Activity:
Within the records, which lines hold the string "icon"? Report each one by copying it.

+-------+

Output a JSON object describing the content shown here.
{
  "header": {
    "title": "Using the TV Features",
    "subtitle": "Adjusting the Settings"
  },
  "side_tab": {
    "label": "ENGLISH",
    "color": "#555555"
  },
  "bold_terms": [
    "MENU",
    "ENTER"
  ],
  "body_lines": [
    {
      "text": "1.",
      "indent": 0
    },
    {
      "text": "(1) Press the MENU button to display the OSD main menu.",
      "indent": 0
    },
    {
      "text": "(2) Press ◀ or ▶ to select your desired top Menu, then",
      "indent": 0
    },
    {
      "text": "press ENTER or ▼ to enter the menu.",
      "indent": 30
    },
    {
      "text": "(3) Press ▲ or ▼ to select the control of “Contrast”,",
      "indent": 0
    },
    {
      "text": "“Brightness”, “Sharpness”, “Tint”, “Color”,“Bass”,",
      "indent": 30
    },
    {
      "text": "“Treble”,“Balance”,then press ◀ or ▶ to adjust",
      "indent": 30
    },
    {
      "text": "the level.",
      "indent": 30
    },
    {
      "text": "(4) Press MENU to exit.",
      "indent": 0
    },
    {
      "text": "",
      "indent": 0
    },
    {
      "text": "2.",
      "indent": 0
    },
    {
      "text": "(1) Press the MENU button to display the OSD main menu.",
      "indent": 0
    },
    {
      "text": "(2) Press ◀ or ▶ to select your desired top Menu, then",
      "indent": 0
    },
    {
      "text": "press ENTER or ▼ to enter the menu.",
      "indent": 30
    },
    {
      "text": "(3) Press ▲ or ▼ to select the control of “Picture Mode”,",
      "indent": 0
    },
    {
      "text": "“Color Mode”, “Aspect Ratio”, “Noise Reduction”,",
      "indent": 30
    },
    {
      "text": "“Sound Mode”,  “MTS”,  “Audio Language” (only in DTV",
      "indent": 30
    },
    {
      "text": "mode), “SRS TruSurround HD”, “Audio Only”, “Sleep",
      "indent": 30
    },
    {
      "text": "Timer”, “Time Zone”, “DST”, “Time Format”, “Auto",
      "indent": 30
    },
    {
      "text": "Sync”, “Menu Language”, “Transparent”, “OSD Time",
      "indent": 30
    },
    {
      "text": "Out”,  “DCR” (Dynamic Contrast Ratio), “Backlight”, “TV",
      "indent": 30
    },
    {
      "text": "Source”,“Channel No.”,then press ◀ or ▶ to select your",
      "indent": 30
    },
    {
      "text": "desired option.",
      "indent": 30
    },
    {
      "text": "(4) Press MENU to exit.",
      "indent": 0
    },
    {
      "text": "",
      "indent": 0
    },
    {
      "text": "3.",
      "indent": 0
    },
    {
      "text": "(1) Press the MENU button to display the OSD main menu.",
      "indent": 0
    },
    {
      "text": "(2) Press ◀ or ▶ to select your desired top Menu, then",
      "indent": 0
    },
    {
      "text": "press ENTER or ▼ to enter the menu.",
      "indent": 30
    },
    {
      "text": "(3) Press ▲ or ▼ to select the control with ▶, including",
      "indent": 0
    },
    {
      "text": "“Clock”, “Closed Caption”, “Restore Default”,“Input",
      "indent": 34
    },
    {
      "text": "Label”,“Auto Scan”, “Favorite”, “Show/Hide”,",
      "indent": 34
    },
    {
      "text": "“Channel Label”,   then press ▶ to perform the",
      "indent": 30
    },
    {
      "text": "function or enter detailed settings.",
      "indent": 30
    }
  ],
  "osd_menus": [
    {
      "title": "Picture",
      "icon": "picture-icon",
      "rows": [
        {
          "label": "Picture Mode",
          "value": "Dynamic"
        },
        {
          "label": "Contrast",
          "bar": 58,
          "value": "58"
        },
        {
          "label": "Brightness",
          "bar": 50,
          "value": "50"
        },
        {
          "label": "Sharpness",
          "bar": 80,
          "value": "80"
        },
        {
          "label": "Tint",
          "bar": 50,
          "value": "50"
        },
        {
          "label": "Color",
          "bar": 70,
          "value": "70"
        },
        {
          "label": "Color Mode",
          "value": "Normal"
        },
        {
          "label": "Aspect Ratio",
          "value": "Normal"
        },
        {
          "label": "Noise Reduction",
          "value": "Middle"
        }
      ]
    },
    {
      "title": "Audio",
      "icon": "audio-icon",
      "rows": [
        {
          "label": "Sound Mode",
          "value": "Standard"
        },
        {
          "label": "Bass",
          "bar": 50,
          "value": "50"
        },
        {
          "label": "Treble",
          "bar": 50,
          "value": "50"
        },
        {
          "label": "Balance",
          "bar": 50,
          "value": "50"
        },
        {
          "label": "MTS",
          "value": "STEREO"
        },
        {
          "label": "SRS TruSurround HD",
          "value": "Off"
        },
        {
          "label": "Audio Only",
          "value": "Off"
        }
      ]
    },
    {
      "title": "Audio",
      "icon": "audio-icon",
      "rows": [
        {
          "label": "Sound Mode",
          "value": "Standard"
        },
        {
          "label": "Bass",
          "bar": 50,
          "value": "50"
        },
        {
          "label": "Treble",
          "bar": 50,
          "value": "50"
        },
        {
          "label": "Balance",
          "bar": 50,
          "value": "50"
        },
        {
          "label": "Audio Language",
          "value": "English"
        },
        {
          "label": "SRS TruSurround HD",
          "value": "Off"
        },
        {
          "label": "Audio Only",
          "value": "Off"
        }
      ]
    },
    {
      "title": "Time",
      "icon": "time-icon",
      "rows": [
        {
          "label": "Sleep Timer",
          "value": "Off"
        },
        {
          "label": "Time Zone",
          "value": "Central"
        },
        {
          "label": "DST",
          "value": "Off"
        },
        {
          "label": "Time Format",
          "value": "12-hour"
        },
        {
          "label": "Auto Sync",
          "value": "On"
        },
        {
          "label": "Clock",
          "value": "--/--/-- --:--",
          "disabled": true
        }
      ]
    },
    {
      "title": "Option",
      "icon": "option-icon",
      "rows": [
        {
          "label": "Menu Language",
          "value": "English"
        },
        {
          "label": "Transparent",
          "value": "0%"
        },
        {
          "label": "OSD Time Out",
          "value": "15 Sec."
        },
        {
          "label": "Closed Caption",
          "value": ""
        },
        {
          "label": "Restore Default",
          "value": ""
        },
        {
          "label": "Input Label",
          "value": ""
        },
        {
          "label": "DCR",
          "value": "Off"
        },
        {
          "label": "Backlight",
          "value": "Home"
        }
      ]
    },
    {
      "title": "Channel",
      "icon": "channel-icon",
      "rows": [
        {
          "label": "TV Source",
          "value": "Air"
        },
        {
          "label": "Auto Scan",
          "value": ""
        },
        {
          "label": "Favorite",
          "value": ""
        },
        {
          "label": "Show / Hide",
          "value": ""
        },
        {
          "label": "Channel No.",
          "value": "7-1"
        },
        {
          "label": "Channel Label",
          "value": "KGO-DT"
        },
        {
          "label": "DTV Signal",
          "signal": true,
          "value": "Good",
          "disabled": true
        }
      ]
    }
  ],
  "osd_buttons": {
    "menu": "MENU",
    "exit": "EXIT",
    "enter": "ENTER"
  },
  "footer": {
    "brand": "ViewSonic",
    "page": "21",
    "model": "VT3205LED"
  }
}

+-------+

Solution:
      "icon": "picture-icon",
      "icon": "audio-icon",
      "icon": "audio-icon",
      "icon": "time-icon",
      "icon": "option-icon",
      "icon": "channel-icon",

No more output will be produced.